The Glass House was built on Ponus Ridge Road in New Canaan, Connecticut in 1949. Designed by Philip Johnson, the house is one of 13 buildings on the sprawling 49-acre estate. The house sits on a hill that overlooks a pond and a stretch of woods. The house is 55 feet long and 33 feet wide, with 1,815 square feet. The kitchen, dining room and bedrooms were all in one glass-enclosed room. The four exterior walls is punctuated by a centrally located glass door that opens onto the landscape. The landscape surrounding the buildings was designed by Johnson and David Whitney to resemble Nicolas Poussin’s landscape painting, The Funeral of Phocion.
The placement of furniture throughoutThe Glass House is precise and defines the living area. The living room, which is the focal point of the house, is the center from which the site is successively occupied. Most of the furniture in the house came from Johnson’s New York apartment, designed in 1930 by Mies van der Rohe. Two Circus Women, a sculpture by Elie Nadelman stands opposite of the Poussin painting in the “living room”.

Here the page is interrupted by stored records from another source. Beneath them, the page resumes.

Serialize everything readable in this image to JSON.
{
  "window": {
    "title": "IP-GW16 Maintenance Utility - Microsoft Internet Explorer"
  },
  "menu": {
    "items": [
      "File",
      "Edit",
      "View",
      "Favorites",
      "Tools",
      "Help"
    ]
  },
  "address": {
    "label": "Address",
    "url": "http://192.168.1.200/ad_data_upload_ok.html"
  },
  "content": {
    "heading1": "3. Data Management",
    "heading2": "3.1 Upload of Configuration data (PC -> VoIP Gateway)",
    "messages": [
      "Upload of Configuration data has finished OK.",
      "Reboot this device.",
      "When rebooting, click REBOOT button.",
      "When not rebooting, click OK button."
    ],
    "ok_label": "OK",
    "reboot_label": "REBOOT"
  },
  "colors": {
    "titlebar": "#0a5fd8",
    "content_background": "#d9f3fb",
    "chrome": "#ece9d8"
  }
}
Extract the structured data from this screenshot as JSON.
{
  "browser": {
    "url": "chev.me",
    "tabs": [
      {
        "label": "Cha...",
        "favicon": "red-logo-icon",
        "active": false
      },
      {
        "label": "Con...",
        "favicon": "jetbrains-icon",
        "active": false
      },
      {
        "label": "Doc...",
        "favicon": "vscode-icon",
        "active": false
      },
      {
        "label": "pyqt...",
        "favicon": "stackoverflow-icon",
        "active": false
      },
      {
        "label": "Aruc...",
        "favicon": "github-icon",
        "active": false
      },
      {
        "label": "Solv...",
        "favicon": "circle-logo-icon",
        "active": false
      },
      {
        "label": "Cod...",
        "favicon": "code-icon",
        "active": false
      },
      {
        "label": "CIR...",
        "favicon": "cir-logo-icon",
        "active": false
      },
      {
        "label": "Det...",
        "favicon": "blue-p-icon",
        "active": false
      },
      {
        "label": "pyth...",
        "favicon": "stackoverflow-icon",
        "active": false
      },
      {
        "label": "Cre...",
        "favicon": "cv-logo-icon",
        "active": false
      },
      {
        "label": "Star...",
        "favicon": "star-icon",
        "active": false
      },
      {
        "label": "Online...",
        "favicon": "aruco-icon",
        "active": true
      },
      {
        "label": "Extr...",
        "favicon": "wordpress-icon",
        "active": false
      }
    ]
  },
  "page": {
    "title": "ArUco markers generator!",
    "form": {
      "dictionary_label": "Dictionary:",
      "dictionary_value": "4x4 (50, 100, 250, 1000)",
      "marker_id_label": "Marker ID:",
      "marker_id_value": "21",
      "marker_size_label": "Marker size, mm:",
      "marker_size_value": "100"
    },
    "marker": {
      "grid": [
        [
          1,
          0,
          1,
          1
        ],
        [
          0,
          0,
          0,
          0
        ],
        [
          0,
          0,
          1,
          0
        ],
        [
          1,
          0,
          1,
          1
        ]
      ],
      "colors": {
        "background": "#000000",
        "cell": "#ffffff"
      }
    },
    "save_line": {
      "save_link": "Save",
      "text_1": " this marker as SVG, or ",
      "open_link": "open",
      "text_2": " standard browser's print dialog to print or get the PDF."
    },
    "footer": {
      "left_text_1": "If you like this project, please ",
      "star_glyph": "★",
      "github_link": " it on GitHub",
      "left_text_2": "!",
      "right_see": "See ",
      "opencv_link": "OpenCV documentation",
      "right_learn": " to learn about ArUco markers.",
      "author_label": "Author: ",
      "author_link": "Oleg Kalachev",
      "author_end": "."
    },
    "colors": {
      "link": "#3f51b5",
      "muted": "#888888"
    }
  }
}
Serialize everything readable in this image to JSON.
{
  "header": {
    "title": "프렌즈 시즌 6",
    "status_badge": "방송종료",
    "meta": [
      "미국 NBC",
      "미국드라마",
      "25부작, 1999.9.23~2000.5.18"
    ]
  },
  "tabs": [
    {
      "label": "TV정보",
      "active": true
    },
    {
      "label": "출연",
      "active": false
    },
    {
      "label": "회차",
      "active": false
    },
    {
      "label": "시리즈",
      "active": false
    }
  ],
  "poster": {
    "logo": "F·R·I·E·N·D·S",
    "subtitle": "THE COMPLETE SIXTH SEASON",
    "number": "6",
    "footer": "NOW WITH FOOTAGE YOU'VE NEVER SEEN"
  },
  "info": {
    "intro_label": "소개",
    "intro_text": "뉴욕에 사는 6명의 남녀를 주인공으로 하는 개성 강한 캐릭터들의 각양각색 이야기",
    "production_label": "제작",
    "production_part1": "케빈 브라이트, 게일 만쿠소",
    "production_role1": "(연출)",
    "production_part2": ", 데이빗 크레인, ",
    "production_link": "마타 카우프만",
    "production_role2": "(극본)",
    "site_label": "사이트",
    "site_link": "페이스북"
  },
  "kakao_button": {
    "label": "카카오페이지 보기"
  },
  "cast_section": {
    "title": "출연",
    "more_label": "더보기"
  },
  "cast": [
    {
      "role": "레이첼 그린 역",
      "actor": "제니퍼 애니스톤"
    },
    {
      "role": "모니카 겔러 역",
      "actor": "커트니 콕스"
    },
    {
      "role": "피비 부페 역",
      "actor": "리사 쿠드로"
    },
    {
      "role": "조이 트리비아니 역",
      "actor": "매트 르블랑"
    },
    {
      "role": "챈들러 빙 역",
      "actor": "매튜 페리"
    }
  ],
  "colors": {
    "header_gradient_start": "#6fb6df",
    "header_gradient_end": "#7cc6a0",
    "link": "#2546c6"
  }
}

Johnson called the property a “diary of an eccentric architect,” an homage to architects and friends. Other structures on the property include the “Brick House”, which serves as a guest house, The Kirstein Tower, The pavilion, the sculpture gallery, the Painting Gallery, the study, the ghost house, and the gate house.
The Glass House is a National Trust for Historic Preservation site and open to the public for tours which include about a 3/4 mile walk and about a 90 minute tour. Tours at twilight and “personalized” tours are also available.
Glass House was featured in Life Magazine in 1949, and “It is still considered one of his best buildings,” according to the Encyclopedia of American Architecture.